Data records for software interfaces

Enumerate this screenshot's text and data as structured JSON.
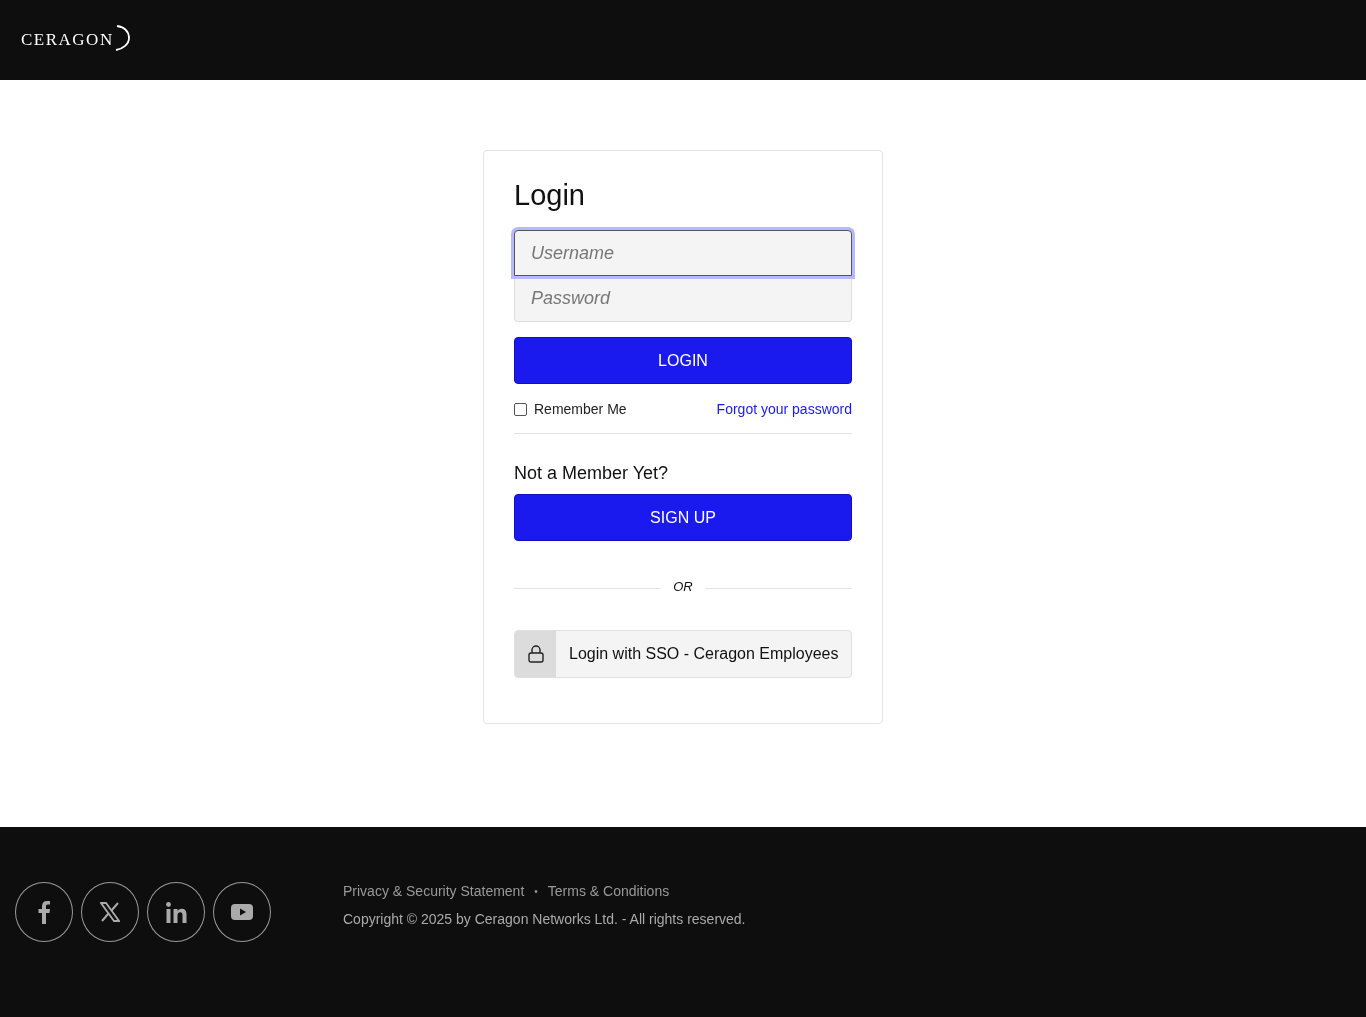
{
  "header": {
    "logo": "CERAGON"
  },
  "login": {
    "title": "Login",
    "fields": [
      {
        "placeholder": "Username",
        "focused": true
      },
      {
        "placeholder": "Password",
        "focused": false
      }
    ],
    "login_button": "LOGIN",
    "remember": {
      "label": "Remember Me",
      "checked": false
    },
    "forgot_link": "Forgot your password",
    "signup_heading": "Not a Member Yet?",
    "signup_button": "SIGN UP",
    "divider": "OR",
    "sso_button": "Login with SSO - Ceragon Employees"
  },
  "footer": {
    "social": [
      {
        "kind": "facebook"
      },
      {
        "kind": "x"
      },
      {
        "kind": "linkedin"
      },
      {
        "kind": "youtube"
      }
    ],
    "links": [
      "Privacy & Security Statement",
      "Terms & Conditions"
    ],
    "separator": "•",
    "copyright": "Copyright © 2025 by Ceragon Networks Ltd. - All rights reserved."
  }
}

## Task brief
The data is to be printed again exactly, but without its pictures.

## Answer for this exercise
Enumerate this screenshot's text and data as structured JSON.
{
  "header": {
    "logo": "CERAGON"
  },
  "login": {
    "title": "Login",
    "fields": [
      {
        "placeholder": "Username",
        "focused": true
      },
      {
        "placeholder": "Password",
        "focused": false
      }
    ],
    "login_button": "LOGIN",
    "remember": {
      "label": "Remember Me",
      "checked": false
    },
    "forgot_link": "Forgot your password",
    "signup_heading": "Not a Member Yet?",
    "signup_button": "SIGN UP",
    "divider": "OR",
    "sso_button": "Login with SSO - Ceragon Employees"
  },
  "footer": {
    "social": [
      {
        "kind": "facebook"
      },
      {
        "kind": "x"
      },
      {
        "kind": "linkedin"
      },
      {
        "kind": "youtube"
      }
    ],
    "links": [
      "Privacy & Security Statement",
      "Terms & Conditions"
    ],
    "separator": "•",
    "copyright": "Copyright © 2025 by Ceragon Networks Ltd. - All rights reserved."
  }
}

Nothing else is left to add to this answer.